Following issue of the Green Paper on Transforming Public Procurement in December 2020, the Government has today published its response to the Green Paper. The government engaged with over 500 stakeholders in developing the proposals and received 619 responses to the consultation. You can read the full document here.
We will be posting more detail on what the proposed changes involve. In summary:
- The new legislation will provide for one single legal framework. There will be certain flexibilities retained for the utilities sector and specific security related exemptions for sensitive defence, security and civil procurement.
- The light touch regime will remain but with some amendments to improve its scope and application, for example, where service user choice is important in the contract being procured.
- The government intends to proceed with the three procedures outlined in the Green Paper – the open, flexible competitive and limited tendering procedures. The government intends to issue guidance to support use of the new competitive flexible procedure, for example by producing template options.
- A new exclusions framework will be introduced making it clearer to identify suppliers that pose an unacceptable risk to the delivery of public contracts.

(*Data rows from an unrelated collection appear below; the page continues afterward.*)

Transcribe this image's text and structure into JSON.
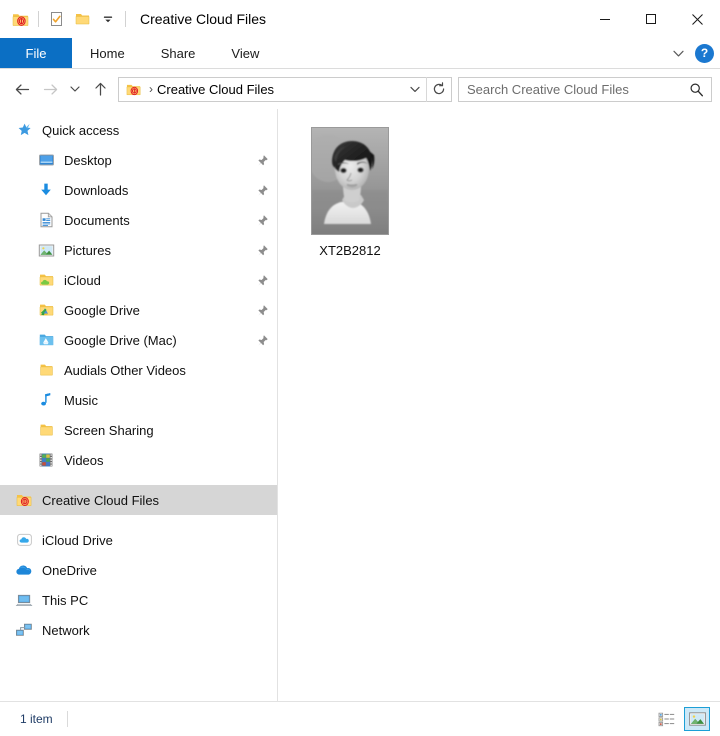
{
  "window": {
    "title": "Creative Cloud Files",
    "quick_access_toolbar": [
      {
        "name": "creative-cloud-folder-icon",
        "label": "Creative Cloud Files"
      },
      {
        "name": "properties-icon",
        "label": "Properties"
      },
      {
        "name": "new-folder-icon",
        "label": "New folder"
      },
      {
        "name": "customize-quick-access-toolbar-icon",
        "label": "Customize Quick Access Toolbar"
      }
    ],
    "controls": {
      "minimize": "—",
      "maximize": "□",
      "close": "✕"
    }
  },
  "ribbon": {
    "tabs": [
      {
        "label": "File",
        "active": true
      },
      {
        "label": "Home",
        "active": false
      },
      {
        "label": "Share",
        "active": false
      },
      {
        "label": "View",
        "active": false
      }
    ],
    "expand_label": "Expand the Ribbon",
    "help_label": "?",
    "accent_color": "#0b6fc4",
    "help_color": "#1b78d0"
  },
  "address_bar": {
    "back_label": "Back",
    "forward_label": "Forward",
    "forward_enabled": false,
    "recent_label": "Recent locations",
    "up_label": "Up to Desktop",
    "breadcrumb": {
      "icon": "creative-cloud-folder-icon",
      "separator": "›",
      "path": "Creative Cloud Files"
    },
    "dropdown_label": "Previous locations",
    "refresh_label": "Refresh"
  },
  "search": {
    "placeholder": "Search Creative Cloud Files",
    "value": "",
    "icon": "search-icon"
  },
  "sidebar": {
    "items": [
      {
        "label": "Quick access",
        "icon": "quick-access-star-icon",
        "level": 0,
        "pinned": false,
        "selected": false
      },
      {
        "label": "Desktop",
        "icon": "desktop-icon",
        "level": 1,
        "pinned": true,
        "selected": false
      },
      {
        "label": "Downloads",
        "icon": "downloads-icon",
        "level": 1,
        "pinned": true,
        "selected": false
      },
      {
        "label": "Documents",
        "icon": "documents-icon",
        "level": 1,
        "pinned": true,
        "selected": false
      },
      {
        "label": "Pictures",
        "icon": "pictures-icon",
        "level": 1,
        "pinned": true,
        "selected": false
      },
      {
        "label": "iCloud",
        "icon": "icloud-folder-icon",
        "level": 1,
        "pinned": true,
        "selected": false
      },
      {
        "label": "Google Drive",
        "icon": "google-drive-icon",
        "level": 1,
        "pinned": true,
        "selected": false
      },
      {
        "label": "Google Drive (Mac)",
        "icon": "google-drive-mac-folder-icon",
        "level": 1,
        "pinned": true,
        "selected": false
      },
      {
        "label": "Audials Other Videos",
        "icon": "folder-icon",
        "level": 1,
        "pinned": false,
        "selected": false
      },
      {
        "label": "Music",
        "icon": "music-note-icon",
        "level": 1,
        "pinned": false,
        "selected": false
      },
      {
        "label": "Screen Sharing",
        "icon": "folder-icon",
        "level": 1,
        "pinned": false,
        "selected": false
      },
      {
        "label": "Videos",
        "icon": "videos-filmstrip-icon",
        "level": 1,
        "pinned": false,
        "selected": false
      },
      {
        "label": "Creative Cloud Files",
        "icon": "creative-cloud-folder-icon",
        "level": 0,
        "pinned": false,
        "selected": true
      },
      {
        "label": "iCloud Drive",
        "icon": "icloud-drive-icon",
        "level": 0,
        "pinned": false,
        "selected": false
      },
      {
        "label": "OneDrive",
        "icon": "onedrive-icon",
        "level": 0,
        "pinned": false,
        "selected": false
      },
      {
        "label": "This PC",
        "icon": "this-pc-icon",
        "level": 0,
        "pinned": false,
        "selected": false
      },
      {
        "label": "Network",
        "icon": "network-icon",
        "level": 0,
        "pinned": false,
        "selected": false
      }
    ],
    "selection_color": "#d6d6d6"
  },
  "content": {
    "files": [
      {
        "name": "XT2B2812",
        "type": "image",
        "thumbnail": "grayscale-portrait-photo"
      }
    ]
  },
  "status_bar": {
    "item_count": "1 item",
    "view_modes": [
      {
        "name": "details-view-button",
        "label": "Details view",
        "active": false
      },
      {
        "name": "large-icons-view-button",
        "label": "Large icons view",
        "active": true
      }
    ],
    "active_color": "#cce8f7",
    "active_border": "#1c9fd6"
  }
}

- There will be changes to increase transparency throughout the procurement lifecycle. Given concerns around increasing the burden on contracting authorities, the government will publish detailed guidance to support contracting authorities.
- The government does not intend to introduce an independent review body in the event of a dispute. However, it does intend to bolster the existing Public Procurement Review Service to be known as the Procurement Review Unit (PRU). The PRU will sit within the Cabinet Office and will investigate cases of poor policy and practice and make informal recommendations.
- The majority of the proposals relating to procurement challenges will not be taken forward. The government is exploring options to accelerate procurement challenges with the Ministry of Justice.
Draft legislation will be put before parliament when time allows. Once the Bill is passed, there will need to be secondary legislation to implement specific elements of the new regime. Implementation is expected in 2023 - at the earliest. Given the scope of the changes, the government intends to provide six months’ notice ahead of the new regime coming into force.
We will be commenting on the proposed changes in more detail in forthcoming weeks.